Even our good deeds can be tainted by this subtle motivation. How much of our “ministry” is motivated by a desire to have people honor us and see us as righteous?
Matthew 6:5 – Do not be as the hypocrites, who love to pray standing in the synagogues and on the street corners in order to be seen by men.
In worship times and congregational meetings, are we secretly hoping that someone will notice how spiritual and “anointed” we are?
Matthew 6:7 – When you pray, do not heap up words like the Gentiles, thinking that they will be heard for their many words.
When we pray or teach or lead meetings, are we fascinated by the sound of our voice and think others love listening to that sound as well?
Matthew 6:16 – Do not be like the hypocrites, for they change the appearance of their faces in order to be seen as fasting by men.
Do you have a certain “super-spiritual” look that you put on your face when dealing with spiritual topics? Do you think that you will impress people by the way you look to think that you are serious and sincere, holy and loving, caring and concerned? Yeshua calls that “hypo”-“creed,” false or phony faith. Ouch!
And in rebuking the Pharisees, He added:
Matthew 23:5 – They do all their good works in order to be seen by men.
There seems to be a certain desire, prevalent among spiritual leaders, to have others look at us, or at least look at us with honor. (It’s almost like the reverse of the desire of the eyes to look upon a woman with lust – Matthew 5:28.)
I wonder why Yeshua repeats Himself so much? He seems to be awfully redundant here, don’t you think? Perhaps He repeats Himself so much because the problem repeats itself so often among so many spiritual leaders in so many different situations.
Yeshua also said that we are to desire that our good works be seen.
Mathew 5:16 – Let your light so shine before men in such a way that they may see your good works and glorify your Father in heaven.

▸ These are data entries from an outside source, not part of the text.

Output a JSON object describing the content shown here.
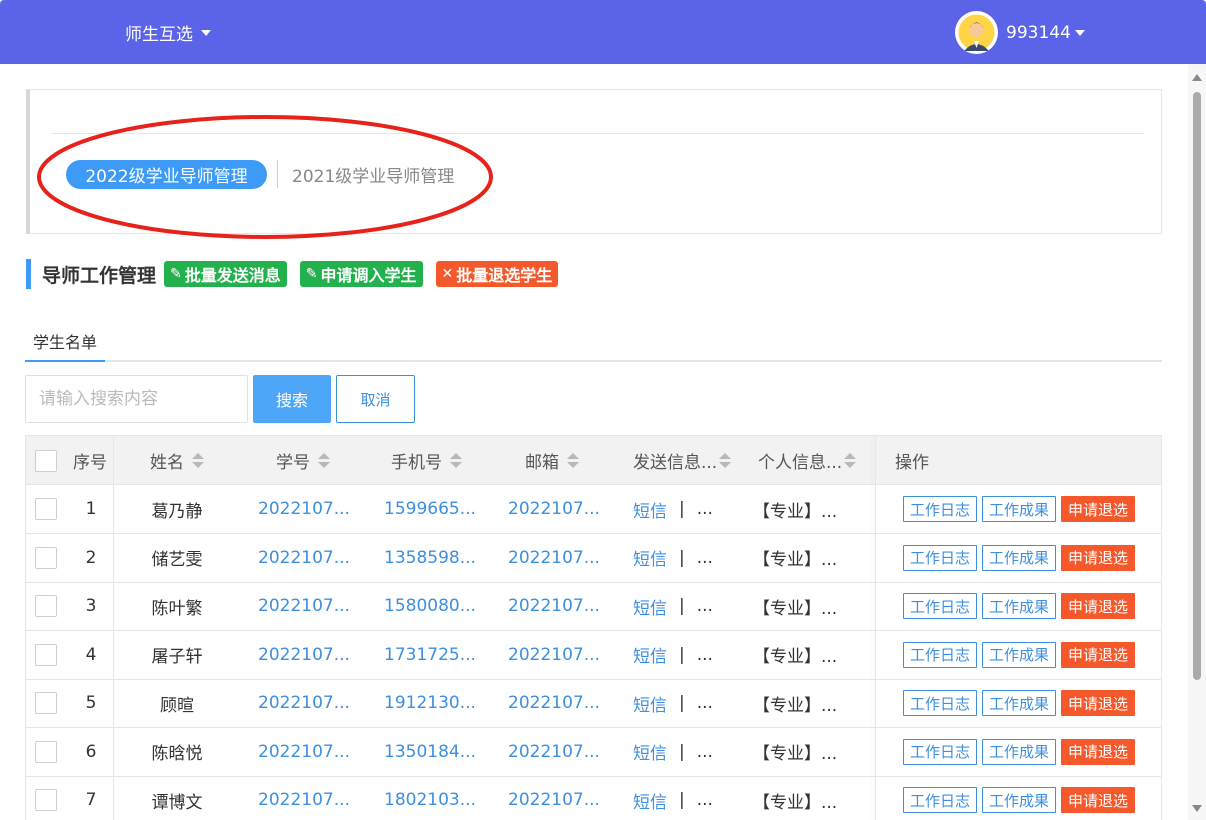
{
  "header": {
    "menu_label": "师生互选",
    "username": "993144",
    "brand_color": "#5b63e8"
  },
  "year_tabs": [
    {
      "label": "2022级学业导师管理",
      "active": true
    },
    {
      "label": "2021级学业导师管理",
      "active": false
    }
  ],
  "section": {
    "title": "导师工作管理",
    "actions": [
      {
        "label": "批量发送消息",
        "icon": "pencil-icon",
        "color": "#22b14c"
      },
      {
        "label": "申请调入学生",
        "icon": "pencil-icon",
        "color": "#22b14c"
      },
      {
        "label": "批量退选学生",
        "icon": "close-icon",
        "color": "#f5582a"
      }
    ]
  },
  "tabs": [
    {
      "label": "学生名单",
      "active": true
    }
  ],
  "search": {
    "placeholder": "请输入搜索内容",
    "value": "",
    "search_label": "搜索",
    "cancel_label": "取消"
  },
  "table": {
    "columns": [
      "序号",
      "姓名",
      "学号",
      "手机号",
      "邮箱",
      "发送信息...",
      "个人信息...",
      "操作"
    ],
    "sortable": [
      "姓名",
      "学号",
      "手机号",
      "邮箱",
      "发送信息...",
      "个人信息..."
    ],
    "rows": [
      {
        "no": "1",
        "name": "葛乃静",
        "student_id": "2022107...",
        "phone": "1599665...",
        "email": "2022107...",
        "msg_link": "短信",
        "msg_sep": "|",
        "msg_more": "...",
        "info": "【专业】..."
      },
      {
        "no": "2",
        "name": "储艺雯",
        "student_id": "2022107...",
        "phone": "1358598...",
        "email": "2022107...",
        "msg_link": "短信",
        "msg_sep": "|",
        "msg_more": "...",
        "info": "【专业】..."
      },
      {
        "no": "3",
        "name": "陈叶繁",
        "student_id": "2022107...",
        "phone": "1580080...",
        "email": "2022107...",
        "msg_link": "短信",
        "msg_sep": "|",
        "msg_more": "...",
        "info": "【专业】..."
      },
      {
        "no": "4",
        "name": "屠子轩",
        "student_id": "2022107...",
        "phone": "1731725...",
        "email": "2022107...",
        "msg_link": "短信",
        "msg_sep": "|",
        "msg_more": "...",
        "info": "【专业】..."
      },
      {
        "no": "5",
        "name": "顾暄",
        "student_id": "2022107...",
        "phone": "1912130...",
        "email": "2022107...",
        "msg_link": "短信",
        "msg_sep": "|",
        "msg_more": "...",
        "info": "【专业】..."
      },
      {
        "no": "6",
        "name": "陈晗悦",
        "student_id": "2022107...",
        "phone": "1350184...",
        "email": "2022107...",
        "msg_link": "短信",
        "msg_sep": "|",
        "msg_more": "...",
        "info": "【专业】..."
      },
      {
        "no": "7",
        "name": "谭博文",
        "student_id": "2022107...",
        "phone": "1802103...",
        "email": "2022107...",
        "msg_link": "短信",
        "msg_sep": "|",
        "msg_more": "...",
        "info": "【专业】..."
      }
    ],
    "row_actions": {
      "log": "工作日志",
      "result": "工作成果",
      "withdraw": "申请退选"
    }
  }
}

The issue is not whether we are seen, but why? To what degree are we doing “good works” for God’s glory alone, or subtly deceiving ourselves to garner part of that glory for ourselves?